Shared Prosperity

On November 4th the Rutgers Institute for Corporate Social Innovation hosted a discussion on Shared Prosperity featuring Bhushan Sethi, Partner and Joint Global Leader for People & Organization at PwC; and Lyneir Richardson, Executive Director of the Center for Urban Entrepreneurship and Economic Development (CUEED) at Rutgers University. Facilitated by Dr. Jeana Wirtenberg, RICSI Associate Director, the presenters answered the question of how private organizations can help lift in-need communities, and how can all three sectors come together to create a world where prosperity is shared by all. Other topics discussed in the webinar were:

  • Why investors, business leaders and grant makers have made commitments to investing in a more equitable and inclusive economy
  • How businesses are currently balancing their focus on profits and purpose in today’s economic situation
  • How patient and flexible capital (from private, public, and philanthropic sources) can help close racial gaps in income and wealth and strengthen communities
  • How companies measure the effectiveness of executing their “shared prosperity agenda”
  • Potential business and workforce risks and how businesses can develop a sustainable mitigation plan

Students from Rutgers University had these takeaways:

  • “We have to work together and ensure equal opportunities for all races and genders to move forward to become a stronger society.” [Jannah Elshalabi]
  • “The role that the quality of schooling plays on reversals of fortune was a crucial point that stood out to me.” [Courtney Isgett]

  • “We need more balance around inclusion and well-being.” [Sokaina Zouak]

  • “Two points that resonated with me were the impact of giving underrepresented minorities the resources they need to obtain gainful employment, and the role that companies can play in upskilling workers within a dying industry.” [Arjun Gourishetty]

  • “The best way to drive inclusion is to create jobs so people can have economic stability.” [Gehna Shah]

  • “Innovation is the inevitable trend of contemporary social development. Inclusive innovation is conductive to diverse innovation, which can better promote the development of the whole society.” [Shan Ren]

  • “You have to look at Return on Investment (ROI) on a broader spectrum. You need to look at the overall impact of funding, including the benefits it creates for the whole community. Changing the mindset of investing is critical.” [Samuel Cartagena-Sergenian]
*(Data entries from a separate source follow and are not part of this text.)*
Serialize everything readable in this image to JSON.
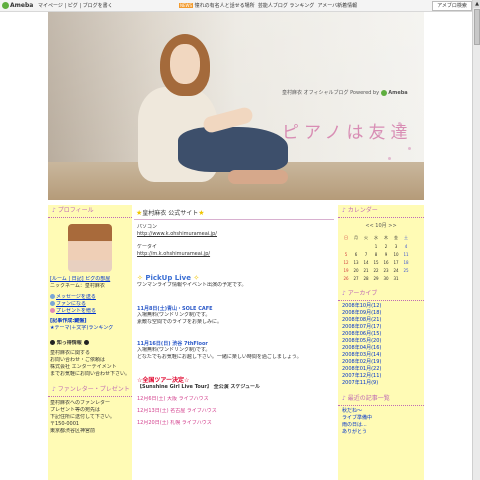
{
  "topbar": {
    "logo": "Ameba",
    "nav": "マイページ | ピグ | ブログを書く",
    "news_badge": "NEWS",
    "news": "憧れの有名人と話せる場所",
    "news2": "芸能人ブログ ランキング",
    "news3": "アメーバ新着情報",
    "right_button": "アメブロ検索"
  },
  "header": {
    "subtitle": "皇村麻衣 オフィシャルブログ Powered by",
    "brand": "Ameba",
    "title": "ピアノは友達"
  },
  "left": {
    "profile_head": "プロフィール",
    "profile_name_link": "[ルーム | 日記] ピグの部屋",
    "nickname": "ニックネーム：皇村麻衣",
    "message": "メッセージを送る",
    "fan": "ファンになる",
    "present": "プレゼントを贈る",
    "ranking_head": "[記事作成:鍵盤]",
    "ranking_sub": "★テーマ(＋文字)ランキング",
    "favorite_head": "知っ得情報",
    "favorite_lines": [
      "皇村麻衣に関する",
      "お問い合わせ・ご依頼は",
      "株式会社 エンターテイメント",
      "までお気軽にお問い合わせ下さい。"
    ],
    "letter_head": "ファンレター・プレゼント",
    "letter_lines": [
      "皇村麻衣へのファンレター",
      "プレゼント等の宛先は",
      "下記住所に送付して下さい。",
      "〒150-0001",
      "東京都渋谷区神宮前"
    ]
  },
  "main": {
    "title": "皇村麻衣 公式サイト",
    "pc_label": "パソコン",
    "pc_url": "http://www.k.ohshimurameai.jp/",
    "mobile_label": "ケータイ",
    "mobile_url": "http://m.k.ohshimurameai.jp/",
    "pickup": "PickUp Live",
    "pickup_sub": "ワンマンライブ情報やイベント出演の予定です。",
    "ev1_title": "11月8日(土)青山・SOLE CAFE",
    "ev1_lines": [
      "入場無料(ワンドリンク制)です。",
      "素敵な空間でのライブをお楽しみに。"
    ],
    "ev2_title": "11月16日(日) 渋谷 7thFloor",
    "ev2_lines": [
      "入場無料(ワンドリンク制)です。",
      "どなたでもお気軽にお越し下さい。一緒に楽しい時間を過ごしましょう。"
    ],
    "tour_title": "☆全国ツアー決定☆",
    "tour_sub": "【Sunshine Girl Live Tour】 全公演 スケジュール",
    "tour_items": [
      "12月6日(土) 大阪 ライブハウス",
      "12月13日(土) 名古屋 ライブハウス",
      "12月20日(土) 札幌 ライブハウス"
    ]
  },
  "right": {
    "calendar_head": "カレンダー",
    "calendar_month": "<< 10月 >>",
    "weekdays": [
      "日",
      "月",
      "火",
      "水",
      "木",
      "金",
      "土"
    ],
    "calendar_rows": [
      [
        "",
        "",
        "",
        "1",
        "2",
        "3",
        "4"
      ],
      [
        "5",
        "6",
        "7",
        "8",
        "9",
        "10",
        "11"
      ],
      [
        "12",
        "13",
        "14",
        "15",
        "16",
        "17",
        "18"
      ],
      [
        "19",
        "20",
        "21",
        "22",
        "23",
        "24",
        "25"
      ],
      [
        "26",
        "27",
        "28",
        "29",
        "30",
        "31",
        ""
      ]
    ],
    "archive_head": "アーカイブ",
    "archive_items": [
      "2008年10月(12)",
      "2008年09月(18)",
      "2008年08月(21)",
      "2008年07月(17)",
      "2008年06月(15)",
      "2008年05月(20)",
      "2008年04月(16)",
      "2008年03月(14)",
      "2008年02月(19)",
      "2008年01月(22)",
      "2007年12月(11)",
      "2007年11月(9)"
    ],
    "recent_head": "最近の記事一覧",
    "recent_items": [
      "秋だね～",
      "ライブ準備中",
      "雨の日は...",
      "ありがとう"
    ]
  }
}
  • “Having better knowledge of leadership and innovation are vital to the solution of prosperity in the workplace.” [Timothy McDonald]

  • “It is our human responsibility to protect the environment and to make the world sustainable with strategies for development. Diversifying countries by embracing innovation can lead to social justice, make countries competitive, and create diverse teams that can benefit the country's citizens, accordingly, thus reducing social conflicts.” [Ziling Zeng]

  • “The impact of social justice imperative, global competitiveness, and diverse corporations have the possibility to generate better innovations and fix the gap in wealth.” [Liana Shakhnovsky] 

  • “It is crucial to have these difficult conversations and address these major issues to bring them to the forefront to achieve inclusive excellence across all barriers. It took a global pandemic crisis to get us to this point. We should not take this for granted and use these eye-opening moments to address and attack them at the root of their causes.” [Vickie Cadestin]

  • “Companies can work with the federal government to reskill workers and train them in new competencies instead of cutting thousands of jobs and inadvertently breeding worker resentment.” [Arjun Gourishetty]

Recordings and other information relevant to previous webinars can be found here.

We look forward to sharing more ideas and engaging in dialogue with you.